You know the feeling: thumping heart, sweaty palms, racing mind. These are the side effects of a fear of heights when zip lining. If your fear is deep-seated, we don’t suggest you to try any outdoor activity that could harm you further psychologically.
But if you are ready to tackle your fear once and for all, why not do it doing something truly memorable like zip lining?
If you’re up for the challenge, we encourage you to consider some of these ways to work through your anxiety related to being up high. You can try one at a time or a combination of methods that you think will work best.
1 | Do your due diligence.
Call ahead to talk to the zipline operator and walk through anything unknown that might increase your fear—safety procedures, equipment quality, guide experience levels, etc. With this information in hand, you can start to decide whether you are operating from a platform of generalized fear or true phobia—an “irrational” fear of experiences that most people would not find threatening.
2 | Simulate safely.
Before you make the jump to flying through the air on a zip line, consider another adventure that can simulate height in a more controlled and protective environment. Rock climbing indoors is one example. Another is an aerial obstacle course that will allow you to choose which course to take but still expose you a lofty activity.
3 | Start slower and lower.
Don’t take on the highest and fastest zip line in town first. Research different options that will help you dip your tow into a zipline adventure. You could try a beginner and kid-friendly zip line, designed closer to the ground, or one that’s made to go slower. Inquire about the shortest ride as well, so you can get it over faster but build your confidence quicker, too.
4 | Partner up.
Some zipline adventure companies offer tandem setups where you can strap in with a trusted guide who can get to know you (and your fears) personally, much like skydiving. There are also parallel or twin zip lines where you can fly next to a friend or loved one. If being with someone who is experienced in how to zip line (or is at least experiencing the same thing you are) will calm your fear, this might be a good option.
5 | Take it easy.
While it’s easy to say and harder to do, the best way to tamper any fear is to do things that reduce the physical expressions of anxiety. That means breathing deeply and slowly to reduce your heart rate and stay calm. The mind and body are known to play tricks on one another. So if you can relax and center your body, you could take your mind—and confidence level—to new heights.

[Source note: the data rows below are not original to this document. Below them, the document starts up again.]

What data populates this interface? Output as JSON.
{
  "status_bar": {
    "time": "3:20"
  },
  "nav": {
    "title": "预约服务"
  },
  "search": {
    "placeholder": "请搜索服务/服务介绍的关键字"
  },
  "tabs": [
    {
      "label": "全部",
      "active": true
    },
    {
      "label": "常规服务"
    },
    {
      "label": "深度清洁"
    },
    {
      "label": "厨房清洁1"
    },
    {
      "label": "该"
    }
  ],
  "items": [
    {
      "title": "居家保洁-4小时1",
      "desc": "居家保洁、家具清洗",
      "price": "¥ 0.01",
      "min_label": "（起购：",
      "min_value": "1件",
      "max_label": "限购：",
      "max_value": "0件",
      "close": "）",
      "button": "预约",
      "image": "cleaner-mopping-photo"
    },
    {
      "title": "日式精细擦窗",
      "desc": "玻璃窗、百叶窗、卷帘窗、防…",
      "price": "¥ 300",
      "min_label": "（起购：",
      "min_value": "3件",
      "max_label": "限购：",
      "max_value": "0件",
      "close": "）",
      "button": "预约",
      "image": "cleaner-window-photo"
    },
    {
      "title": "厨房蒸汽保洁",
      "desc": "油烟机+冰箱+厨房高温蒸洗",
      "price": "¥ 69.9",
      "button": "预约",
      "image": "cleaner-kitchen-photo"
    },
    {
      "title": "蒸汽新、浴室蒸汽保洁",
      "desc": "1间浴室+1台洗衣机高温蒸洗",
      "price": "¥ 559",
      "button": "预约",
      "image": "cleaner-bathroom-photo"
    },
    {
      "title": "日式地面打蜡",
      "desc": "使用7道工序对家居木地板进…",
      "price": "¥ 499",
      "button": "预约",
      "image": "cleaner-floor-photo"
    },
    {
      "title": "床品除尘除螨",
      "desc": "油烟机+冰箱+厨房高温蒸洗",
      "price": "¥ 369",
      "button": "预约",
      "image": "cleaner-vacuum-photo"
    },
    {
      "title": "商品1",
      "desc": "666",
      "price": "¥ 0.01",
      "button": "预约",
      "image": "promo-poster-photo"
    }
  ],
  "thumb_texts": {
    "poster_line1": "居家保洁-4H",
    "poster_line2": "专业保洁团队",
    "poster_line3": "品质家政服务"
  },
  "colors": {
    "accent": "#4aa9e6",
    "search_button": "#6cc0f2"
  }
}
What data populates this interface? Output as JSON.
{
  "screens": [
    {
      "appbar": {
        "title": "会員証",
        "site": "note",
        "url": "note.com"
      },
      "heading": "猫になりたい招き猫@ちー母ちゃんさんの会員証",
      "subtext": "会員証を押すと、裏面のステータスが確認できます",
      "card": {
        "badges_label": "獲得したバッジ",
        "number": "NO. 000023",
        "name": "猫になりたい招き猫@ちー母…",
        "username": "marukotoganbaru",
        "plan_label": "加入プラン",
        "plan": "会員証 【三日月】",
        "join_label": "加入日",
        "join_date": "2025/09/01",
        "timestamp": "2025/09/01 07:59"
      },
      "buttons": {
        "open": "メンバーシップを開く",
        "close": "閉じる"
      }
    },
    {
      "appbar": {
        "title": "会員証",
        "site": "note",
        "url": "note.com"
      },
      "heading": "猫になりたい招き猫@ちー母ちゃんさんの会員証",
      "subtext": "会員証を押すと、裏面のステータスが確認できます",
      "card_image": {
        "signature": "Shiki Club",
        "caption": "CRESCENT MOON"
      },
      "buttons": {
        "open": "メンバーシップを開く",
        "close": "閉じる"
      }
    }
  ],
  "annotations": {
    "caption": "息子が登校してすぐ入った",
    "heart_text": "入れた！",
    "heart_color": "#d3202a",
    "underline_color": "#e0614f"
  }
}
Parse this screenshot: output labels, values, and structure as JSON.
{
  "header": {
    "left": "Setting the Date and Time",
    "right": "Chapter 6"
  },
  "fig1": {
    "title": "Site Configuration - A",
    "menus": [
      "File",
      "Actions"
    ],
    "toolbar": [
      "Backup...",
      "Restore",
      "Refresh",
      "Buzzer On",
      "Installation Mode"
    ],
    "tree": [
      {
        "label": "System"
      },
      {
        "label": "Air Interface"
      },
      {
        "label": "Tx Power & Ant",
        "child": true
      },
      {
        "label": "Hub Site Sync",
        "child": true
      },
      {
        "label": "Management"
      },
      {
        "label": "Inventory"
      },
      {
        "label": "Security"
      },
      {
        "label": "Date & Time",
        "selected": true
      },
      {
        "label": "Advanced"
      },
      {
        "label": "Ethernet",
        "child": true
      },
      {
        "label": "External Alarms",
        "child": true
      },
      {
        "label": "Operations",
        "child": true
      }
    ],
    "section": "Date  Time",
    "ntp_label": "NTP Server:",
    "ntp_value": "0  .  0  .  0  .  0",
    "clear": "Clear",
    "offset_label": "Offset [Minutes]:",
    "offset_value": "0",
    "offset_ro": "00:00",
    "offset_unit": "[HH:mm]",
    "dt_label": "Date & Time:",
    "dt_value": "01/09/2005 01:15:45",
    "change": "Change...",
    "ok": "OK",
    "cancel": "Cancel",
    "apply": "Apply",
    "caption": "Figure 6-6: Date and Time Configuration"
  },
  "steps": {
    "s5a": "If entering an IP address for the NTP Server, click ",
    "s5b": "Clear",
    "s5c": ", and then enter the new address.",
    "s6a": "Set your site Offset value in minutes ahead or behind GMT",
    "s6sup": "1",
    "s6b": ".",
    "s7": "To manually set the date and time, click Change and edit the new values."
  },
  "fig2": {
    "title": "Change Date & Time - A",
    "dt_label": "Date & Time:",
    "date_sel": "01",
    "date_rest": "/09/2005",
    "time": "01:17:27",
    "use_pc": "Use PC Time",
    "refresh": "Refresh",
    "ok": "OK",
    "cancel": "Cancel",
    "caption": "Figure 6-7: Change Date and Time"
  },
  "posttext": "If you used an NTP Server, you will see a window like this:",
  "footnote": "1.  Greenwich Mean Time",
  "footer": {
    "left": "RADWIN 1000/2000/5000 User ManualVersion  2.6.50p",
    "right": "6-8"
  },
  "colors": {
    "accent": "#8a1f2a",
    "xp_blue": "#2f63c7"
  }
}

Reminder: Consult your doctor before you taking on any outdoor activity that could compromise your health or well-being.